**How to complete this task**
For the records below, report how many lines include the word "displaying". Only the number should appear.
START Records for the task
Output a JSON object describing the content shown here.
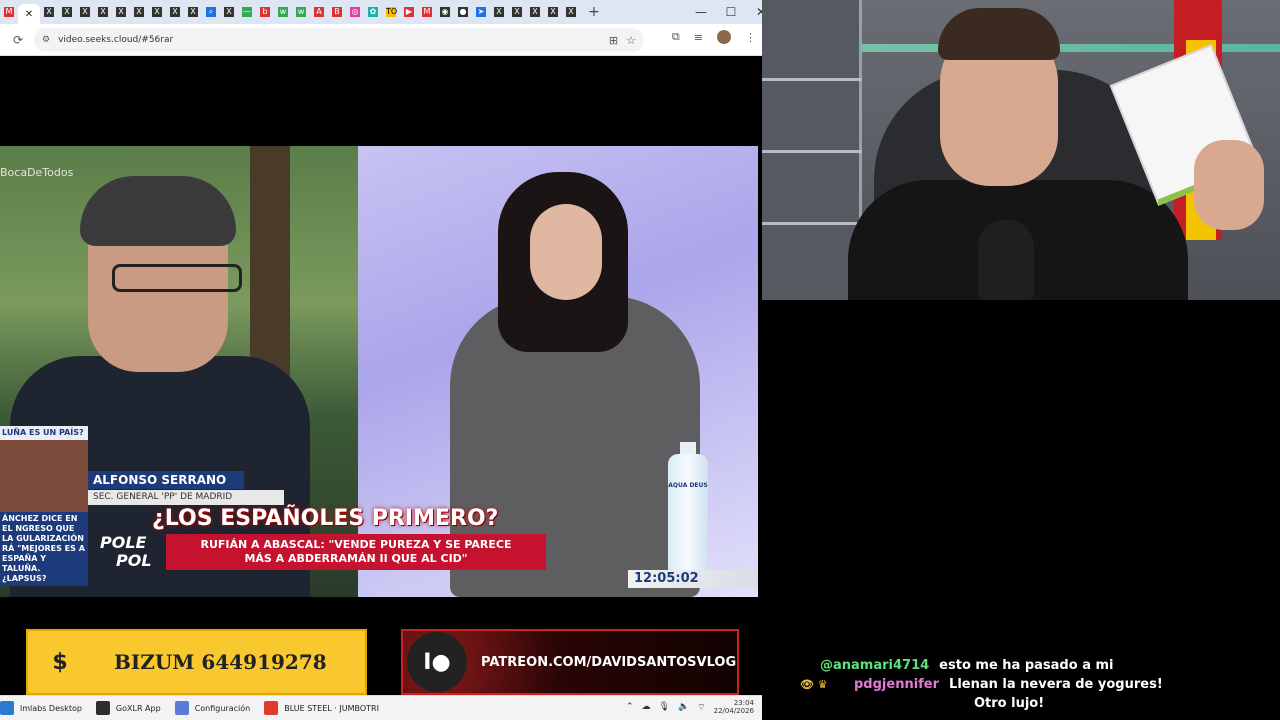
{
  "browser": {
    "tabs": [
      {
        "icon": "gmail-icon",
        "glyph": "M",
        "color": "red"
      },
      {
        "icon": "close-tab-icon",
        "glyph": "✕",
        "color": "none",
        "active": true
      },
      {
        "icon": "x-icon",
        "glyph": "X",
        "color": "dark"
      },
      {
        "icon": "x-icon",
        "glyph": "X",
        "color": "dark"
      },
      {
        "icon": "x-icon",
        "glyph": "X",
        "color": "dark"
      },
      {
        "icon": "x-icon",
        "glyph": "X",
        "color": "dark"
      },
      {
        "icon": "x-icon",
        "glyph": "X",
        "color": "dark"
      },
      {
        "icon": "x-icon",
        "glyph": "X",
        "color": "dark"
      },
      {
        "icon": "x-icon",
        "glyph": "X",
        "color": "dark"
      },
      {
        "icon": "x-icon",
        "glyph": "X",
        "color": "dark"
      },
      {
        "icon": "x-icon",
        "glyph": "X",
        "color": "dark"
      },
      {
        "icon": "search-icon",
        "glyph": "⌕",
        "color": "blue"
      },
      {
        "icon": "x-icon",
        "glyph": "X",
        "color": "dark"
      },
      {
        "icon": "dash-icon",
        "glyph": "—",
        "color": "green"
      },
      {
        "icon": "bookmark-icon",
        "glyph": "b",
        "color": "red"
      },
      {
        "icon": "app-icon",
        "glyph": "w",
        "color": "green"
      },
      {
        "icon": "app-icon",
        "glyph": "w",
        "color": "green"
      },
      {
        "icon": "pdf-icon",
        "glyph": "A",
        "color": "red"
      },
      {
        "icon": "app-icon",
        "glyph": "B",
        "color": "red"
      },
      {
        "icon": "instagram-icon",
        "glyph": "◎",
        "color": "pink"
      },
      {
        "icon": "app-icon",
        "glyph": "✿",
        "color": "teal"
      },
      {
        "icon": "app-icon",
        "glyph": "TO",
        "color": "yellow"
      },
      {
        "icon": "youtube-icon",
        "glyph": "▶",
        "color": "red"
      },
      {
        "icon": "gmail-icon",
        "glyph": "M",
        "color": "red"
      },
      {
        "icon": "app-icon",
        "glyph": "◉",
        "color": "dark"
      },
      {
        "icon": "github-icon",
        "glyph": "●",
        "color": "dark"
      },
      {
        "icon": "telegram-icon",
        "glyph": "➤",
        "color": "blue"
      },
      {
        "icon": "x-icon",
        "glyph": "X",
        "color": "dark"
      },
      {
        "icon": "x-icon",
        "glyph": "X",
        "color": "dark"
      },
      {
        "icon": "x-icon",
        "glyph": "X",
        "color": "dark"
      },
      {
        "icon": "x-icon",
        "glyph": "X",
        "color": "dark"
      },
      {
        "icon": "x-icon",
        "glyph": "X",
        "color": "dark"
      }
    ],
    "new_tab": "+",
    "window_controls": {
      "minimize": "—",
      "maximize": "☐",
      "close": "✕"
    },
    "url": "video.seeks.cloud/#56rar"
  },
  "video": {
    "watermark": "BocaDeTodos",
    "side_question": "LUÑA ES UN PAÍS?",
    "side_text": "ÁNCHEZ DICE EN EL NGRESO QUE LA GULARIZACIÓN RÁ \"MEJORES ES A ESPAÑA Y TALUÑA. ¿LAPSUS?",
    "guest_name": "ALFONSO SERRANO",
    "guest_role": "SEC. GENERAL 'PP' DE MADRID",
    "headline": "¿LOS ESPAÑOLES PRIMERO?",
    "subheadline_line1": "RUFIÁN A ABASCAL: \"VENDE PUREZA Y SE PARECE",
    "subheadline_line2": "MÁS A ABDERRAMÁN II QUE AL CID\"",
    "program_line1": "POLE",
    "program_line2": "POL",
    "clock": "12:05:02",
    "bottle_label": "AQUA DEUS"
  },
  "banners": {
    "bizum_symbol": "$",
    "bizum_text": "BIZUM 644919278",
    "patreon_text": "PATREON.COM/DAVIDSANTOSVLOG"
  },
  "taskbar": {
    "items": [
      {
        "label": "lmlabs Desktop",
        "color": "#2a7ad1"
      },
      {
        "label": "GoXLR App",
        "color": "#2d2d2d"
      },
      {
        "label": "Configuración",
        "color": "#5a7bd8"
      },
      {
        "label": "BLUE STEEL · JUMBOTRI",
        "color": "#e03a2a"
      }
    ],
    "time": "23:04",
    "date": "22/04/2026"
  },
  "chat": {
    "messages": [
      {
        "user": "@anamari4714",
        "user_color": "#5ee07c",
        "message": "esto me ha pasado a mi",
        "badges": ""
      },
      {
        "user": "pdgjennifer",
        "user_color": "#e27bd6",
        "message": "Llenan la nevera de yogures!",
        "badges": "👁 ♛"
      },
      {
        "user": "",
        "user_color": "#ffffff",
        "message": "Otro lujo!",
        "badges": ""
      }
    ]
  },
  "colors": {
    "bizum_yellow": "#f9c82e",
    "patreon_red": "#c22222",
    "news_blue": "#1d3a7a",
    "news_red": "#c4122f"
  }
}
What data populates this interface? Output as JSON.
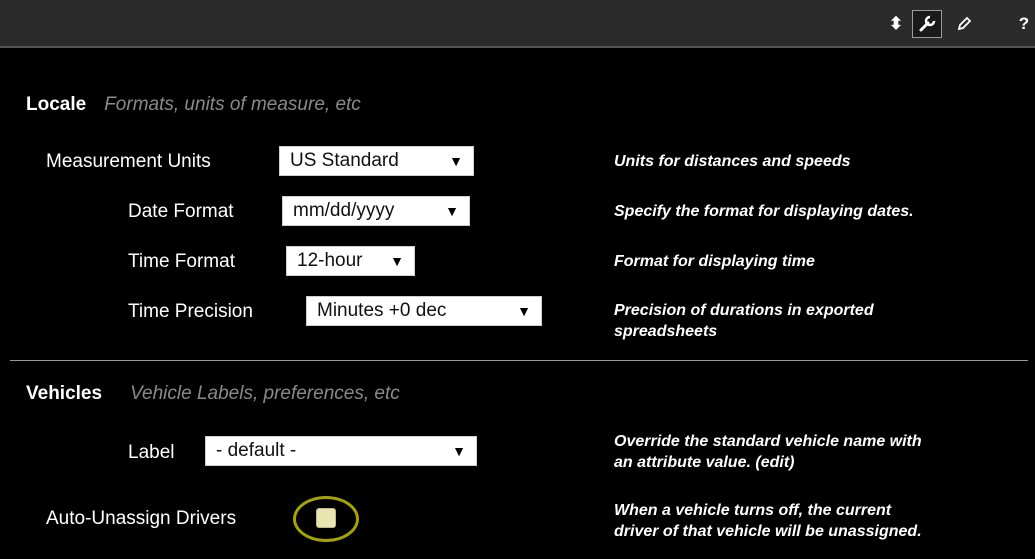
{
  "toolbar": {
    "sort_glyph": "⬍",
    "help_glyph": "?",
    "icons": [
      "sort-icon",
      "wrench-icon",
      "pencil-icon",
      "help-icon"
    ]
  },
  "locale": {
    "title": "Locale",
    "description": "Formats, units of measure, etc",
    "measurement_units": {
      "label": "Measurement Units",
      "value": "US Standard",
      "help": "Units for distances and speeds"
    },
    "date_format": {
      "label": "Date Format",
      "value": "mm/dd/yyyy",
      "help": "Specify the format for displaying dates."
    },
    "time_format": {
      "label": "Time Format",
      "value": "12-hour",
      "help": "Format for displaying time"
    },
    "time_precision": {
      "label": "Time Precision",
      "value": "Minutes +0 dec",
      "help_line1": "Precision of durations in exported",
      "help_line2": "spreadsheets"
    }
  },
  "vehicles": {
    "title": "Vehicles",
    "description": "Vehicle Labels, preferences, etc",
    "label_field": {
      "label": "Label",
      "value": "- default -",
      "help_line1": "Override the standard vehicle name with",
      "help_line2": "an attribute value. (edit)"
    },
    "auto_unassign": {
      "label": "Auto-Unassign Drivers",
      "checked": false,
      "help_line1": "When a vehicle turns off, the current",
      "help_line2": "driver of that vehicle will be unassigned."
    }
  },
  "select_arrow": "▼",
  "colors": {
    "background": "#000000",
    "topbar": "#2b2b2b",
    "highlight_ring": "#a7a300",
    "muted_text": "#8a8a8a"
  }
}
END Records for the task
**Task output**
2